Theatre Review by Howard Miller - December 10, 2023
How to Dance in Ohio. Book and lyrics by Rebekah Greer Melocik. Music by Jacob Yandura. Based on the documentary film of the same title by Alexandra Shiva. Directed by Sammi Cannold. Choreography by Mayte Natalio. Set design by Robert Brill. Costume design by Sarafina Bush. Lighting design by Bradley King. Sound design Connor Wang. Hair and wig design by Charles G. LaPointe. Arranger Jacob Yandura. Music coordinator Michael Aarons. Additional music arrangements by Matt Gallagher. Orchestrations by Bruce Coughlin. Music director Lily Ling. Director of community engagement Becky Leifman. Artistic creative consultant Ava Xiao-Lin Rigelhaupt.
That is the impetus for and the thrust of the heart-felt show that, like Alexandra Shiva's 2015 documentary film of the same title on which it is based, follows a group of autistic late adolescents preparing for a formal dance under the guidance of their counselor, Dr. Amigo, played on stage by Caesar Samayoa. The group of seven characters has been working with Dr. Amigo in a nurturing environment that encourages and supports the development of their interpersonal workplace and social skills. The dance is meant to put their hard efforts to a practical and rewarding test.
As in the film, the musical goes to great pains to make sure we understand that the characters being depicted represent specific people, and that we should draw no general conclusions regarding the many manifestations of autism. Indeed, we are told directly in an introductory prologue, "if you've met one autistic person, you've met one autistic person."
So meet seven such individuals and their talented portrayers. There's Remy (Desmond Luis Edwards), who posts self-made cosplay videos and whose dream is to "design movie costumes one day." There's Caroline (Amelia Fei), who talks a lot about her "first ever," if not-so-wonderful, boyfriend with whom she expects to attend the dance. There's Merideth (Madison Kopec), who finds comfort in her chosen world of non-fiction because "facts are safe, tried, and true." In a similar fashion, we learn about the others: Jessica (Ashley Wool), who loves everything related to dragons; Drew (Liam Pearce), who has been accepted into a prestigious college engineering program but is uncertain whether he wants to go; Mel (Imani Russell), who works in a pet shop and is hoping to be promoted to be "head of reptiles"; and Tommy (Conor Tague), who is striving to get his driver's license in time to be able to drive his brother's truck to the dance.
This is a coming-of-age story, or rather, a slice of a coming-of-age story, about a particular subset of adolescents whose angst, while shaped in no small part owing to their autism, is basically angst of the fairly universal type. Only occasionally does the show touch upon deeper questions, such as the extent to which the challenges of autism intersect with the sort of learned helplessness that is unintentionally imposed by well-meaning parents or counselors, causing the already-anxious characters to second-guess themselves and struggle with making personal decisions lest they mess up.
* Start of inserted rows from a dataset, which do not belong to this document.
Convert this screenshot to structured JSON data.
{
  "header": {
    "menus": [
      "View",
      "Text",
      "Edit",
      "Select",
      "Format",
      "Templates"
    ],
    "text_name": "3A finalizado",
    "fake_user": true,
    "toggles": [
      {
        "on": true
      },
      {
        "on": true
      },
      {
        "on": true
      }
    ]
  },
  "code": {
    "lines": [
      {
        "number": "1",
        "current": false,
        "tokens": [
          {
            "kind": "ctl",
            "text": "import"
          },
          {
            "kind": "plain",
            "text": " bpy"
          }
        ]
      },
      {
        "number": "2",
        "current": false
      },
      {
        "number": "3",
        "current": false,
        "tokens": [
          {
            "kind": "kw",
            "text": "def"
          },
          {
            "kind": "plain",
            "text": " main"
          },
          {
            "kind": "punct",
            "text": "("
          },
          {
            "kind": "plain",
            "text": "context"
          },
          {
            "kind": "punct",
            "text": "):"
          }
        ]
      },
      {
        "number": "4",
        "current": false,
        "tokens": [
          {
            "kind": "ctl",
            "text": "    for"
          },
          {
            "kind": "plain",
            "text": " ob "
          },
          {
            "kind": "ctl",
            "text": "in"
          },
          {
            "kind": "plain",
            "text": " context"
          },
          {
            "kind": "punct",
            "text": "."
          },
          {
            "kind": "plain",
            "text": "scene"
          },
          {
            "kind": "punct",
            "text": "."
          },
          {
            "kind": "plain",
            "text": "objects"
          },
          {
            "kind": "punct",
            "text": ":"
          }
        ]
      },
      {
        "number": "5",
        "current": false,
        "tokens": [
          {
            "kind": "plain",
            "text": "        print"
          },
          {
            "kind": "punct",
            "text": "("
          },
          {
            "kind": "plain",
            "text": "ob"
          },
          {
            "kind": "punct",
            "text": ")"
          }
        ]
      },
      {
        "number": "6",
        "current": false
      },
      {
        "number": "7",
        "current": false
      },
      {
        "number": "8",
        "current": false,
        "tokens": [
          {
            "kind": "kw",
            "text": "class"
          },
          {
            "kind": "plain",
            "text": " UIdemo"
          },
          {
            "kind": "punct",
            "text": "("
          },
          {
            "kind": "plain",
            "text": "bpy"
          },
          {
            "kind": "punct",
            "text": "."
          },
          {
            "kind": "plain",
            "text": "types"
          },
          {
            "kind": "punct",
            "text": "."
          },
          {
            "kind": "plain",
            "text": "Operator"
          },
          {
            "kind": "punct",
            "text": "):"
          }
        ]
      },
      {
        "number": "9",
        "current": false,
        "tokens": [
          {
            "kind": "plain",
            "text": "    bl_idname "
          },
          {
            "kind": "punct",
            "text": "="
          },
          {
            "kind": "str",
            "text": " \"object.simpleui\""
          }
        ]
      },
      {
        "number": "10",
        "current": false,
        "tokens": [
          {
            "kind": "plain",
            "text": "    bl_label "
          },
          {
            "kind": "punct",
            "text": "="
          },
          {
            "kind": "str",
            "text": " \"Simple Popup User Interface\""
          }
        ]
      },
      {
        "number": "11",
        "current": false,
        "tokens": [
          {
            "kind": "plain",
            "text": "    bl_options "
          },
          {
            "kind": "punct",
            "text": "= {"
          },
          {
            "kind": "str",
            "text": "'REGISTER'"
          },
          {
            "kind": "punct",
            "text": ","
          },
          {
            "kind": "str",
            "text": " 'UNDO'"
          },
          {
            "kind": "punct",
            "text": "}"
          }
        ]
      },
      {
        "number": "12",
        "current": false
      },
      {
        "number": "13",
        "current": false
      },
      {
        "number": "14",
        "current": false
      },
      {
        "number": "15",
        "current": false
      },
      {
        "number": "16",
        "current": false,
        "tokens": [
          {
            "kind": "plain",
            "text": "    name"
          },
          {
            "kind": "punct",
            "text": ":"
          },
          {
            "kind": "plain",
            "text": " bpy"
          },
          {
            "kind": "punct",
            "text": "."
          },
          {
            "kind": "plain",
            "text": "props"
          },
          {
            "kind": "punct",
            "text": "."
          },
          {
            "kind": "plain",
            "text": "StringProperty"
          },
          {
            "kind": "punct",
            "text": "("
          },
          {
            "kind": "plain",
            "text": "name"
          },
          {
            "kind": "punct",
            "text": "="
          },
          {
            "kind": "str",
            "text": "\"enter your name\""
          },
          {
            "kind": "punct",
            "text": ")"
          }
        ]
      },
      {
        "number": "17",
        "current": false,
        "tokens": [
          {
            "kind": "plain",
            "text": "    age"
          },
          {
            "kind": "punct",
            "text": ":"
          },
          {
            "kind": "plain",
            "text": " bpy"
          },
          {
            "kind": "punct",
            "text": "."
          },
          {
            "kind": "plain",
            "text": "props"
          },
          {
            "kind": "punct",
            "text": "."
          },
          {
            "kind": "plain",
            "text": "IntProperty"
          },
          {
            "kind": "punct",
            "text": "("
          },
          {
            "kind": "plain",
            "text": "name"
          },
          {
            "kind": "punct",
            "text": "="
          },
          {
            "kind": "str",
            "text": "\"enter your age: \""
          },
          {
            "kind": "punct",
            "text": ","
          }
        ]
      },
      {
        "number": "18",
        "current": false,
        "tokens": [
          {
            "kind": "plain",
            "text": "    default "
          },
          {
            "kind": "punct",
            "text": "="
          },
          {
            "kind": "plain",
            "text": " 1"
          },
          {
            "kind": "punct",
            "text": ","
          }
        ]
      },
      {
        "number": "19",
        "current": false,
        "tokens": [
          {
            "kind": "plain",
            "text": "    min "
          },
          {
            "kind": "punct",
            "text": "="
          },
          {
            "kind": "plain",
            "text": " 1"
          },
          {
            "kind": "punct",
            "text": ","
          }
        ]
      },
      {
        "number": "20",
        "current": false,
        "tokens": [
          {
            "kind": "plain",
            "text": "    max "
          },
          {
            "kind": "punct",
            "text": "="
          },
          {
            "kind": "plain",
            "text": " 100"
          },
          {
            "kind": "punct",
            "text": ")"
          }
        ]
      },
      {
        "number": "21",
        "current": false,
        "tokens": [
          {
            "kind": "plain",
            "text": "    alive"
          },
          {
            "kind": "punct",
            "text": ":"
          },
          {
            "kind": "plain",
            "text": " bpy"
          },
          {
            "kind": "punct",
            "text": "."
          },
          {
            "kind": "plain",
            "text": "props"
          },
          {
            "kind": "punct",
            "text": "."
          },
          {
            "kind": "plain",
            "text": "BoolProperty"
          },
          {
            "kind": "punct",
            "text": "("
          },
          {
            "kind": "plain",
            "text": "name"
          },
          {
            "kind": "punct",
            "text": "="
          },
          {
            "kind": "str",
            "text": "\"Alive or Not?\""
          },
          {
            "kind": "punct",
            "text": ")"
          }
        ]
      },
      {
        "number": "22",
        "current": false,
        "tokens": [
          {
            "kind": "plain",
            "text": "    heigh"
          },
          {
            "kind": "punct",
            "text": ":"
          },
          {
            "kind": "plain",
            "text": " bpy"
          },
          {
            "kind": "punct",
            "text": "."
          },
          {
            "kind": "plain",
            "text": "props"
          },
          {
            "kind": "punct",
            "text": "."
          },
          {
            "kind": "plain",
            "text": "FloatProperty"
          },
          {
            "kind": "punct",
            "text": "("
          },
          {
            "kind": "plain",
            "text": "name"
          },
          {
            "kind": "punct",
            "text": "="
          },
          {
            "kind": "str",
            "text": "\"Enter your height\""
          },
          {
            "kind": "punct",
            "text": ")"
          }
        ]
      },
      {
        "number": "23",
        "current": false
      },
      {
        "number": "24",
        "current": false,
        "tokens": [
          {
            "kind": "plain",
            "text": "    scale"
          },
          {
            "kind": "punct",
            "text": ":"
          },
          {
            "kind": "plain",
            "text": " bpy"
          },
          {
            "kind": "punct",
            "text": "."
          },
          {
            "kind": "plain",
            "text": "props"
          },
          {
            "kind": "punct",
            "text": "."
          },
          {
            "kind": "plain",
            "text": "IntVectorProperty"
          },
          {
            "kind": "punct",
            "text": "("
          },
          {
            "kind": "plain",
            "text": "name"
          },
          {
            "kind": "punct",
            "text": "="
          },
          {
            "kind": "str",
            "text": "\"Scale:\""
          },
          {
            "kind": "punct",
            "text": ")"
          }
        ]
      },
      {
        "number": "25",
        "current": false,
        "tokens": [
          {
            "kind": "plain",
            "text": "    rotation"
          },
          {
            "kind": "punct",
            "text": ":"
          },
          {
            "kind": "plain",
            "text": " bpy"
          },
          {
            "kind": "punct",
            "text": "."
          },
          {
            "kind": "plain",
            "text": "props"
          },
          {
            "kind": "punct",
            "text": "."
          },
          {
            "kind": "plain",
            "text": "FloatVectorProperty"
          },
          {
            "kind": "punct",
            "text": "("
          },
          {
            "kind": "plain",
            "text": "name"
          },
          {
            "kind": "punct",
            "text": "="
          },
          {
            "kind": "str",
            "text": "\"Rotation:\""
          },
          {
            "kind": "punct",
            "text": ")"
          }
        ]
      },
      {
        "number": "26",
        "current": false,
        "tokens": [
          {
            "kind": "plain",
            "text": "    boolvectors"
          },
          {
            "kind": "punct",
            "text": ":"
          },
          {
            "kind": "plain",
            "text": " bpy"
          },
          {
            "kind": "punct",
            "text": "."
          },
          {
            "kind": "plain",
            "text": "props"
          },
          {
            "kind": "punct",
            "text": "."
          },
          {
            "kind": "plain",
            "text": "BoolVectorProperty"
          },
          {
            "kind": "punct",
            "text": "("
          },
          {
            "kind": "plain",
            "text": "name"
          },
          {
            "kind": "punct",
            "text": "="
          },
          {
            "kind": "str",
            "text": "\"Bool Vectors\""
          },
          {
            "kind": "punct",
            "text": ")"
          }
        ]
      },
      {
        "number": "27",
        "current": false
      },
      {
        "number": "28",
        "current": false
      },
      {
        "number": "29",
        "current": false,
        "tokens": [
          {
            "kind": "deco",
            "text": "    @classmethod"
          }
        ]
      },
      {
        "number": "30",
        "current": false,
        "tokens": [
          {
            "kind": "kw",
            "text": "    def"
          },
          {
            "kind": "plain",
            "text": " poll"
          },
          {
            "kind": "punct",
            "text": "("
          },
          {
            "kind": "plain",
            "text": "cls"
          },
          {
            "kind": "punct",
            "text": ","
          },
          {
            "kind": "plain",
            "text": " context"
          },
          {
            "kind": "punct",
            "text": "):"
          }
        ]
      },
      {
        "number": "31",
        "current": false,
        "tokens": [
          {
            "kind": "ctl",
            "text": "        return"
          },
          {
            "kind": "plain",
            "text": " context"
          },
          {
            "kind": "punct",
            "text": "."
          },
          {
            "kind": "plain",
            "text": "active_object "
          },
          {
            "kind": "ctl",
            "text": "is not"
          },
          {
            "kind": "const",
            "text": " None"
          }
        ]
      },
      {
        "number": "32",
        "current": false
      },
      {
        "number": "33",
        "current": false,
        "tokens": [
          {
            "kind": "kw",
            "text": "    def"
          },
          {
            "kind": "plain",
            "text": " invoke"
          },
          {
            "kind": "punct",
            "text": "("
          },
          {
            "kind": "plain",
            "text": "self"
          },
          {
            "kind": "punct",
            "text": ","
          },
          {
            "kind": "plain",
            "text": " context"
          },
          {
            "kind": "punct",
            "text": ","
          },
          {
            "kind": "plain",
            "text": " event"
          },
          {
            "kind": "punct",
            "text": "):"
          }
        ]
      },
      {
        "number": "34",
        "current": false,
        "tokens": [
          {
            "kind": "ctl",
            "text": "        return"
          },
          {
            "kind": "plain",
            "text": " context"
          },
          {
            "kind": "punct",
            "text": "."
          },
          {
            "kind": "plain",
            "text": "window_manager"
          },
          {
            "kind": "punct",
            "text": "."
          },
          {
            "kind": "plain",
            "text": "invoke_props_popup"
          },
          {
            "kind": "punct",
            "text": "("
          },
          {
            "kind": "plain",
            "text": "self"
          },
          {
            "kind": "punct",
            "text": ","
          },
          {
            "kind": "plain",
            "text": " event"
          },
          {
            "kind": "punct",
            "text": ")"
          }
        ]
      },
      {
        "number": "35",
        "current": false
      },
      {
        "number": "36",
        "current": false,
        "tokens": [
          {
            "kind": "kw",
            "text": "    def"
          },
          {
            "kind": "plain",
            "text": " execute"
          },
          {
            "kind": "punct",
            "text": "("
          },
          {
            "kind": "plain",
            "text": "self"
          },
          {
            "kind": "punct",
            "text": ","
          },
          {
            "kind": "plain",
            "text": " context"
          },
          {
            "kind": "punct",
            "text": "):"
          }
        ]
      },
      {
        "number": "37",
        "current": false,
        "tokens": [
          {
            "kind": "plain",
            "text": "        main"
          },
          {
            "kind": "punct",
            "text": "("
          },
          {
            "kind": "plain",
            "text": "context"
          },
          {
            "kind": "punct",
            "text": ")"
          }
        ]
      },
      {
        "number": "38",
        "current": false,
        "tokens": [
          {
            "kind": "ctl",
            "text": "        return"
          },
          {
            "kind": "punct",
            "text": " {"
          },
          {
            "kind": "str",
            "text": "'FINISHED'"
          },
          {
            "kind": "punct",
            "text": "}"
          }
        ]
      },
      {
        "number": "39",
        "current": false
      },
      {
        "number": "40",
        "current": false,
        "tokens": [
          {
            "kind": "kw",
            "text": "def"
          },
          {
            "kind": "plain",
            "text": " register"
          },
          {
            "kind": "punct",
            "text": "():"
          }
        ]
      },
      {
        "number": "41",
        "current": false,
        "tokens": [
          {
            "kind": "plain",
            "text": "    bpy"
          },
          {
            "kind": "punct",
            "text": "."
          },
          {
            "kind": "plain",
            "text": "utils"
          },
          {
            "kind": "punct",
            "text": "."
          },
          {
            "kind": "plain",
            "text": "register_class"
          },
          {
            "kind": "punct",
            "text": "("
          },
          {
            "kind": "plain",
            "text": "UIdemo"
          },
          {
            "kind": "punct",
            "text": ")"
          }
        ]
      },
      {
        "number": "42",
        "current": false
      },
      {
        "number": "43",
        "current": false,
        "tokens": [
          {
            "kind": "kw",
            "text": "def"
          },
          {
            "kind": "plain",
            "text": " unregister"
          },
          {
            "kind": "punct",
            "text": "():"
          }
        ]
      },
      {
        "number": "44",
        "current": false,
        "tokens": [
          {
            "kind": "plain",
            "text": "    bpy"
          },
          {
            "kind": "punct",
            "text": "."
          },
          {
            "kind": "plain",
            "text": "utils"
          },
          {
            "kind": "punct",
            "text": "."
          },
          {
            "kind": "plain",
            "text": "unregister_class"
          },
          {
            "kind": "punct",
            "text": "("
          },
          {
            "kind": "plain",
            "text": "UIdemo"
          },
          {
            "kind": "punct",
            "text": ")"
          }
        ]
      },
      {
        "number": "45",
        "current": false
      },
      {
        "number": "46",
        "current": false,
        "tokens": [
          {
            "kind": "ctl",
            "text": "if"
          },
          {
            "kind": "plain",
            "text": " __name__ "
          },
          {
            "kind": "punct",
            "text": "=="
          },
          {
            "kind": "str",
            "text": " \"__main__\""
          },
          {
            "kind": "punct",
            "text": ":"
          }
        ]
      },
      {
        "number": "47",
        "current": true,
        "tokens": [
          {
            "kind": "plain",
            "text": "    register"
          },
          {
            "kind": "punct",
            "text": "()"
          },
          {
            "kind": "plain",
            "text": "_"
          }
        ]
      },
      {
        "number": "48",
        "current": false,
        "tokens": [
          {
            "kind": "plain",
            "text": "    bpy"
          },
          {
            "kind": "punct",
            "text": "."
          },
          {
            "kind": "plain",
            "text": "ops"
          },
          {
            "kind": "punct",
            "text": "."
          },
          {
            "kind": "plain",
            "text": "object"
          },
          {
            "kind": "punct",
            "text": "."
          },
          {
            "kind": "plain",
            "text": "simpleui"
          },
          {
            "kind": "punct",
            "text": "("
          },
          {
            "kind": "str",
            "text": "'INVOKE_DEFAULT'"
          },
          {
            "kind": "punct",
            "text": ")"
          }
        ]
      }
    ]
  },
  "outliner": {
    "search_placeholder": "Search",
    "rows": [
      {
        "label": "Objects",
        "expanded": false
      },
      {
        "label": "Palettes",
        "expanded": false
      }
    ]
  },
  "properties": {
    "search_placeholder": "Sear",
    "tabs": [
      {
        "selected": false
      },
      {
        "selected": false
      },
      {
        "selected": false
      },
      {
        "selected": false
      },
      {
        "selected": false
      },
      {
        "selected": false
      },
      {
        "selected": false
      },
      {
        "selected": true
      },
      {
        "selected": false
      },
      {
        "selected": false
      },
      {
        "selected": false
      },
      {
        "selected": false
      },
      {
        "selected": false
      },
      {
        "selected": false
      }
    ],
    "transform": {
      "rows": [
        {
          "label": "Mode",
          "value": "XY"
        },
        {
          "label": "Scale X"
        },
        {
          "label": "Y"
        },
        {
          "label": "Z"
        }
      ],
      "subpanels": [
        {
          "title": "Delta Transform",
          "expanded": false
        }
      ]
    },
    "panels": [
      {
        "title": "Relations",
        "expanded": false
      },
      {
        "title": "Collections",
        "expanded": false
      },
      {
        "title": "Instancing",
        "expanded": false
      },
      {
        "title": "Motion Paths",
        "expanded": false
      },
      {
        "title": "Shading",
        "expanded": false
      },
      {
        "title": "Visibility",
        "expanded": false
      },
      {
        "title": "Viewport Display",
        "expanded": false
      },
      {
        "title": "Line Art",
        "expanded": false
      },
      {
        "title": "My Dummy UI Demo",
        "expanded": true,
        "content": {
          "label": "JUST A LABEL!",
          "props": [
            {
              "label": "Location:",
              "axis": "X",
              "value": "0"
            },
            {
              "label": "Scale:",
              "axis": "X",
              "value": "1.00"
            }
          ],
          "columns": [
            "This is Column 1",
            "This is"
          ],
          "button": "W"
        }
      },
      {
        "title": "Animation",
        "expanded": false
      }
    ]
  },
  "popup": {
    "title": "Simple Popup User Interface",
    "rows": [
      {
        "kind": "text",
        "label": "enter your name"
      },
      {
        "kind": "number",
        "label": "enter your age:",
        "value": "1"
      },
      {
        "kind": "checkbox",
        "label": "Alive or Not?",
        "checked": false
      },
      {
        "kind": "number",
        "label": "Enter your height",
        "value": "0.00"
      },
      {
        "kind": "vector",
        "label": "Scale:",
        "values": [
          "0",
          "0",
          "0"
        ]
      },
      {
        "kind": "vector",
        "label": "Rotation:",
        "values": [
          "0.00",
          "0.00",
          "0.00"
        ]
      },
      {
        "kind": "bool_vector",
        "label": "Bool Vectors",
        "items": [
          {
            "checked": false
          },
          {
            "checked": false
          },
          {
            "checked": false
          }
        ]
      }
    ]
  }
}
At least with the documentary film, we meet the actual autistic people (some of whom are well past the age of the members of this appealing group). The autistic actors, all making their Broadway debuts, perform with grace, charm, and skill, and it is wonderful to see the spotlight shining on them and on their characters. But it is unclear as to the intent of the show, which lacks much by way of character development, dramatic tension, or insight. Perhaps it adheres too closely to the more effective source material instead of exploring its points in greater depth, or perhaps the creative team sees it as a first step in the theatrical depiction of autistic characters. But even as we cheer them on and take delight in their triumphs, there is not enough here to make this a successful film-to-stage translation.